* Input:
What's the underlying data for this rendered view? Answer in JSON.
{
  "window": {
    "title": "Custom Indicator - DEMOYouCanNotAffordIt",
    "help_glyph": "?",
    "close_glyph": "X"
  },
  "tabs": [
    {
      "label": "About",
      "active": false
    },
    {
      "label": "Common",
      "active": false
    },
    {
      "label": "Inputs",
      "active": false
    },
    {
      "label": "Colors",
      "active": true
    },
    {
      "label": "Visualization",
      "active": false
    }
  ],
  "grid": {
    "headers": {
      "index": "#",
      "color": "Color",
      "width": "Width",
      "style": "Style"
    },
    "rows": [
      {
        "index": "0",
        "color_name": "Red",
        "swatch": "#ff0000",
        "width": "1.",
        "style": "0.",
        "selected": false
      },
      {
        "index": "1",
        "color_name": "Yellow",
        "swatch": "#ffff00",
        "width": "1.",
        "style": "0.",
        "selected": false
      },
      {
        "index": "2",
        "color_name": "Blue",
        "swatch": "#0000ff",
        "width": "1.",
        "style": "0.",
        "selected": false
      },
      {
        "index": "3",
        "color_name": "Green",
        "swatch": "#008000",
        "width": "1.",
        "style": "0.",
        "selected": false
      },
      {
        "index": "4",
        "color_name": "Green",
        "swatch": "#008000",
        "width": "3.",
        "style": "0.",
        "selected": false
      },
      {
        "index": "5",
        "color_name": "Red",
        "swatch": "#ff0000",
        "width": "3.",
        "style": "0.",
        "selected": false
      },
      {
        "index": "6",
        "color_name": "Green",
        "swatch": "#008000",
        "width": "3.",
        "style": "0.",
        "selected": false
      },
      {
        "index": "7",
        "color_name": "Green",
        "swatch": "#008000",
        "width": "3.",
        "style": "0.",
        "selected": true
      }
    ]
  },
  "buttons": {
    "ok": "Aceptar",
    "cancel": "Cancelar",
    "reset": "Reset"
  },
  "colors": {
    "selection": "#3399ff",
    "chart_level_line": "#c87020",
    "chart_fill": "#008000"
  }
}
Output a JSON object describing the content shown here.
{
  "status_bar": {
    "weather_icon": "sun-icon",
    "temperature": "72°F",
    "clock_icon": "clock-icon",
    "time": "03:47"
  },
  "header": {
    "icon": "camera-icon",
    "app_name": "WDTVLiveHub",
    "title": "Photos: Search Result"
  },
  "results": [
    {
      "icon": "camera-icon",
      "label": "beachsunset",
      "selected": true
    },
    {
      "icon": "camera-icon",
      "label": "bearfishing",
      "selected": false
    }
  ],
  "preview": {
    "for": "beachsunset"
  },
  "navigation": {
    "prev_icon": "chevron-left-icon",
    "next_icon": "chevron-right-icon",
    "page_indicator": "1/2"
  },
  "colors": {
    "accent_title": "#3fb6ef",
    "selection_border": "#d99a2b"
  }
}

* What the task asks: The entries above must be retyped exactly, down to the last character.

* Written solution:
What's the underlying data for this rendered view? Answer in JSON.
{
  "window": {
    "title": "Custom Indicator - DEMOYouCanNotAffordIt",
    "help_glyph": "?",
    "close_glyph": "X"
  },
  "tabs": [
    {
      "label": "About",
      "active": false
    },
    {
      "label": "Common",
      "active": false
    },
    {
      "label": "Inputs",
      "active": false
    },
    {
      "label": "Colors",
      "active": true
    },
    {
      "label": "Visualization",
      "active": false
    }
  ],
  "grid": {
    "headers": {
      "index": "#",
      "color": "Color",
      "width": "Width",
      "style": "Style"
    },
    "rows": [
      {
        "index": "0",
        "color_name": "Red",
        "swatch": "#ff0000",
        "width": "1.",
        "style": "0.",
        "selected": false
      },
      {
        "index": "1",
        "color_name": "Yellow",
        "swatch": "#ffff00",
        "width": "1.",
        "style": "0.",
        "selected": false
      },
      {
        "index": "2",
        "color_name": "Blue",
        "swatch": "#0000ff",
        "width": "1.",
        "style": "0.",
        "selected": false
      },
      {
        "index": "3",
        "color_name": "Green",
        "swatch": "#008000",
        "width": "1.",
        "style": "0.",
        "selected": false
      },
      {
        "index": "4",
        "color_name": "Green",
        "swatch": "#008000",
        "width": "3.",
        "style": "0.",
        "selected": false
      },
      {
        "index": "5",
        "color_name": "Red",
        "swatch": "#ff0000",
        "width": "3.",
        "style": "0.",
        "selected": false
      },
      {
        "index": "6",
        "color_name": "Green",
        "swatch": "#008000",
        "width": "3.",
        "style": "0.",
        "selected": false
      },
      {
        "index": "7",
        "color_name": "Green",
        "swatch": "#008000",
        "width": "3.",
        "style": "0.",
        "selected": true
      }
    ]
  },
  "buttons": {
    "ok": "Aceptar",
    "cancel": "Cancelar",
    "reset": "Reset"
  },
  "colors": {
    "selection": "#3399ff",
    "chart_level_line": "#c87020",
    "chart_fill": "#008000"
  }
}
Output a JSON object describing the content shown here.
{
  "status_bar": {
    "weather_icon": "sun-icon",
    "temperature": "72°F",
    "clock_icon": "clock-icon",
    "time": "03:47"
  },
  "header": {
    "icon": "camera-icon",
    "app_name": "WDTVLiveHub",
    "title": "Photos: Search Result"
  },
  "results": [
    {
      "icon": "camera-icon",
      "label": "beachsunset",
      "selected": true
    },
    {
      "icon": "camera-icon",
      "label": "bearfishing",
      "selected": false
    }
  ],
  "preview": {
    "for": "beachsunset"
  },
  "navigation": {
    "prev_icon": "chevron-left-icon",
    "next_icon": "chevron-right-icon",
    "page_indicator": "1/2"
  },
  "colors": {
    "accent_title": "#3fb6ef",
    "selection_border": "#d99a2b"
  }
}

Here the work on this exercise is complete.